Fractal consciousness is especially useful for approaching dream interpretation, where we often capture the essence of a dream by looking at any dream fragment, no matter how tiny, as if it reflects the whole of the psyche. Alongside illuminating the geography of attachment dynamics, this holistic perspective also applies to temporal dimensions. Especially because of their highly visual nature and spatial extension, dreams more than verbal narratives exist in a timeless realm. Here they can simultaneously capture past as well as the present dynamics, while simultaneously pointing towards the future.

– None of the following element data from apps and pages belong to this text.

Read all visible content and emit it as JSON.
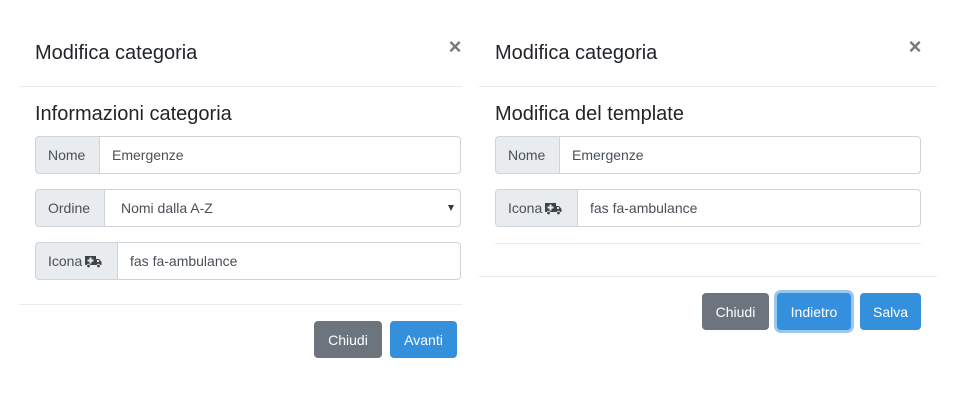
{
  "left_modal": {
    "title": "Modifica categoria",
    "close_symbol": "×",
    "section_title": "Informazioni categoria",
    "name_label": "Nome",
    "name_value": "Emergenze",
    "order_label": "Ordine",
    "order_value": "Nomi dalla A-Z",
    "icon_label": "Icona",
    "icon_value": "fas fa-ambulance",
    "close_button": "Chiudi",
    "next_button": "Avanti"
  },
  "right_modal": {
    "title": "Modifica categoria",
    "close_symbol": "×",
    "section_title": "Modifica del template",
    "name_label": "Nome",
    "name_value": "Emergenze",
    "icon_label": "Icona",
    "icon_value": "fas fa-ambulance",
    "close_button": "Chiudi",
    "back_button": "Indietro",
    "save_button": "Salva"
  },
  "icons": {
    "close": "close-icon",
    "ambulance": "ambulance-icon",
    "select": "chevron-down-icon"
  },
  "colors": {
    "primary": "#3490dc",
    "secondary": "#6c757d",
    "addon_bg": "#e9ecef",
    "border": "#ced4da"
  }
}
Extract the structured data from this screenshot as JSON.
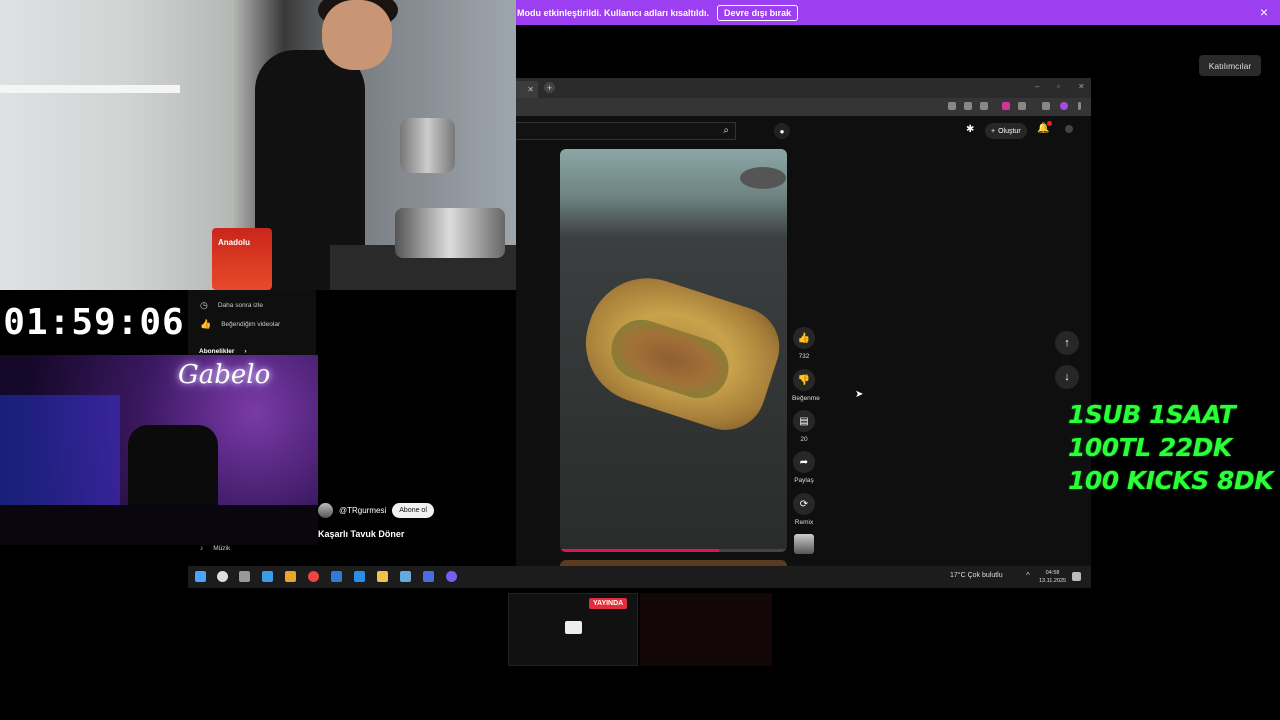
{
  "banner": {
    "message": "Modu etkinleştirildi. Kullanıcı adları kısaltıldı.",
    "disable_label": "Devre dışı bırak",
    "close_icon": "×"
  },
  "participants_label": "Katılımcılar",
  "browser": {
    "create_label": "Oluştur",
    "channel_handle": "@TRgurmesi",
    "subscribe_label": "Abone ol",
    "video_title": "Kaşarlı Tavuk Döner",
    "actions": {
      "like_count": "732",
      "dislike_label": "Beğenme",
      "comment_count": "20",
      "share_label": "Paylaş",
      "remix_label": "Remix"
    },
    "side_menu": {
      "watch_later": "Daha sonra izle",
      "liked_videos": "Beğendiğim videolar",
      "subscriptions": "Abonelikler",
      "music": "Müzik"
    }
  },
  "taskbar": {
    "weather": "17°C  Çok bulutlu",
    "time": "04:58",
    "date": "13.11.2025"
  },
  "timer": "01:59:06",
  "neon_sign": "Gabelo",
  "can_label": "Anadolu",
  "goals": [
    "1SUB 1SAAT",
    "100TL 22DK",
    "100 KICKS 8DK"
  ],
  "live_badge": "YAYINDA",
  "colors": {
    "banner": "#9b3ff0",
    "goal_text": "#2aff3a",
    "live_badge": "#e22d3a",
    "yt_progress": "#e3134e"
  },
  "icons": [
    "close-icon",
    "search-icon",
    "mic-icon",
    "plus-icon",
    "bell-icon",
    "like-icon",
    "dislike-icon",
    "comment-icon",
    "share-icon",
    "remix-icon",
    "arrow-up-icon",
    "arrow-down-icon",
    "clock-icon",
    "thumbs-up-icon",
    "windows-icon"
  ]
}
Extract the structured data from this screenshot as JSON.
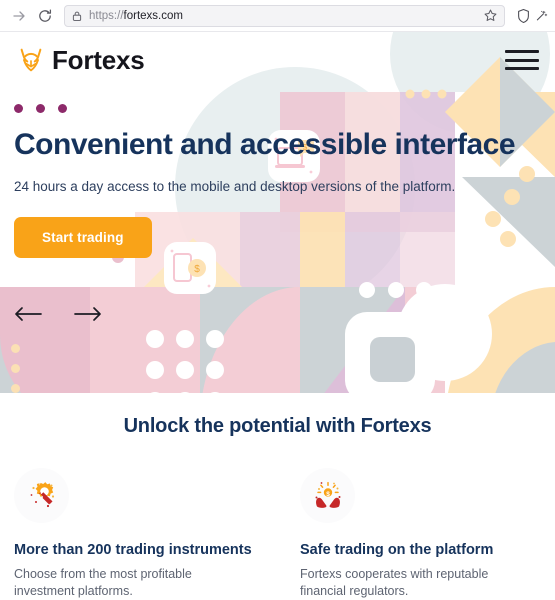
{
  "browser": {
    "forward_icon": "arrow-right-icon",
    "reload_icon": "reload-icon",
    "lock_icon": "lock-icon",
    "url_scheme": "https://",
    "url_host": "fortexs.com",
    "url_full": "https://fortexs.com",
    "bookmark_icon": "star-icon",
    "shield_icon": "shield-icon",
    "extension_icon": "sparkle-wand-icon"
  },
  "site": {
    "logo_text": "Fortexs",
    "logo_icon": "fox-head-logo-icon",
    "logo_color": "#f9a318",
    "menu_icon": "hamburger-menu-icon"
  },
  "hero": {
    "title": "Convenient and accessible interface",
    "subtitle": "24 hours a day access to the mobile and desktop versions of the platform.",
    "cta_label": "Start trading",
    "cta_color": "#f9a318",
    "title_color": "#16335c",
    "slide_dots": 3,
    "slide_dot_color": "#8d2a6a",
    "side_dots": 3,
    "side_dot_color": "#fbe0b4",
    "prev_icon": "arrow-left-icon",
    "next_icon": "arrow-right-icon",
    "card_phone_icon": "phone-coin-card-icon",
    "card_laptop_icon": "laptop-chat-card-icon"
  },
  "features": {
    "heading": "Unlock the potential with Fortexs",
    "items": [
      {
        "icon": "gear-wrench-icon",
        "title": "More than 200 trading instruments",
        "description": "Choose from the most profitable investment platforms."
      },
      {
        "icon": "hands-coin-icon",
        "title": "Safe trading on the platform",
        "description": "Fortexs cooperates with reputable financial regulators."
      }
    ]
  }
}
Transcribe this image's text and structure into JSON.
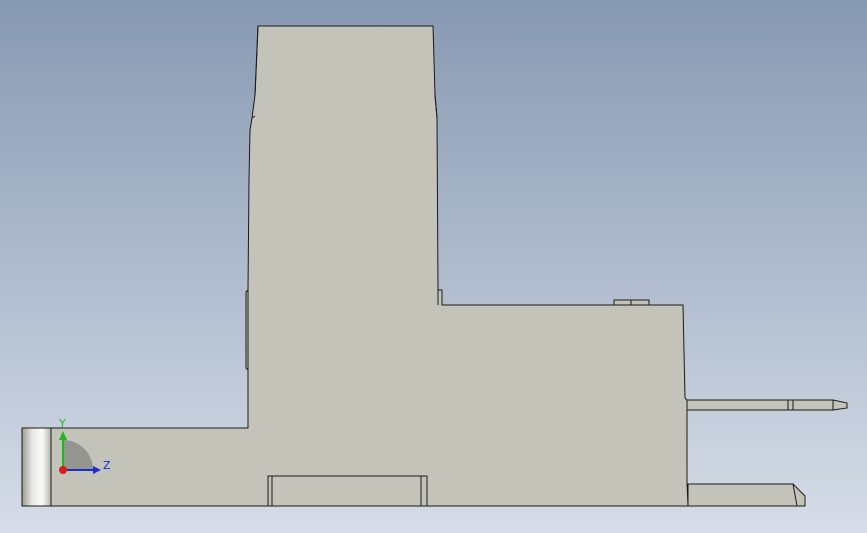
{
  "viewport": {
    "background_top": "#8799b2",
    "background_bottom": "#d6dde8"
  },
  "model": {
    "face_color": "#c3c3b9",
    "edge_color": "#1a1a1a",
    "highlight_color": "#f0f0ec"
  },
  "triad": {
    "y_label": "Y",
    "z_label": "Z",
    "y_color": "#1cb81c",
    "z_color": "#1b2bd6",
    "x_color": "#d81c1c"
  }
}
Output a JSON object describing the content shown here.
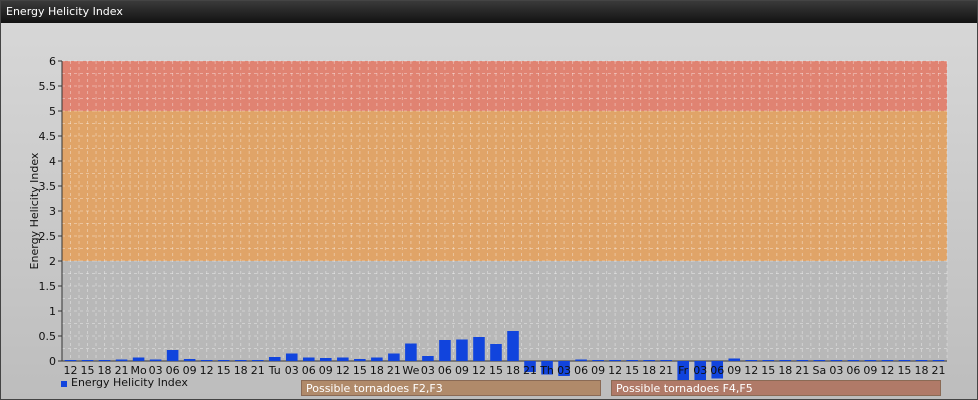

Over history, dreams have enjoyed a full range of interpretations (Van de Castle, 1994). Ancients honored them for their power to prognosticate disease and foreshadow important events in history. One biblical example was Daniel’s interpretation of King Nebuchadnezzar’s dream. The Persian Magi plus Indian yogis and fakirs established elaborate rituals to cultivate nonlocal awareness within dreams, while the Sumerians and Egyptians formalized “sleep temples” towards the same end; by the 4th century BCE, the formalize linkage between dreams and nonlocal awareness was central to Greek religious life (Schwartz, 2018). Freud declared dreams the “royal road to the unconscious.” In the history of science numerous discoveries have been attributed to dreams. One famous example is the benzene ring in chemistry, which emerged out of Fredrich Kekulé’s dream of a ring of snakes, each biting another’s tail. A second example of discovery through dreams was Carl Jung’s notion of the collective unconscious, emerging from his nighttime reverie of descending to the subterranean floor of a house filled with the bones of ancient ancestors (see Jung, 1961/1989).

The purpose of this chapter is to use a fractal lens to approach the subject of dreams. If a fractal epistemology is to be useful for transpersonal psychology, and consciousness studies more broadly, it should effectively model and integrate multiple levels of observation. In the pages ahead, I present an ongoing psychotherapy case to highlight a patient’s dream sequence. My purpose is to attend to two key fractal features: 1) Self-similarity as a connecting principle, whereby the pattern of the whole is reflected in the parts at multiple scales of observation; and 2) Paradoxical boundaries between self and other, as well as self and world, that are simultaneously open and closed, as well as observer dependent.

First, I briefly describe the clinical case of Sabina, including a progresssion of self-similar dreams over the course of psychotherapy. I examine how even the tiniest dream snippets can reflect the whole of her developmental history and the evolution of our transference dynamics. I explore the open quality of intersubjective borders existing between patient and therapist. On the one hand, the therapist enters the inner life of the patient by way of traditional transference as revealed through the patient’s dreams. On the other hand, the patient in this particular case entered the inner life of the therapist in less traditional, more transpersonal ways.

I next present research suggesting that fractal physiology plays a key role in linking physiological micro-levels with psychological macro-levels during REM stages of sleep. I also offer research on physiological and brain synchrony suggestive of open borders between self and other. A nonlinear perspective on coupled dynamics equates intrapersonal communication between one part of the brain and another with interpersonal communication between two brains, especially during intimate moments. The chapter ends by addressing the topic of synchronicity, or meaningful coincidence, whereby trajectories of fate imply open borders between self and world that include self-similar patterning and “acausal” connection.

Become a subscriber and read the rest of the article. Click below.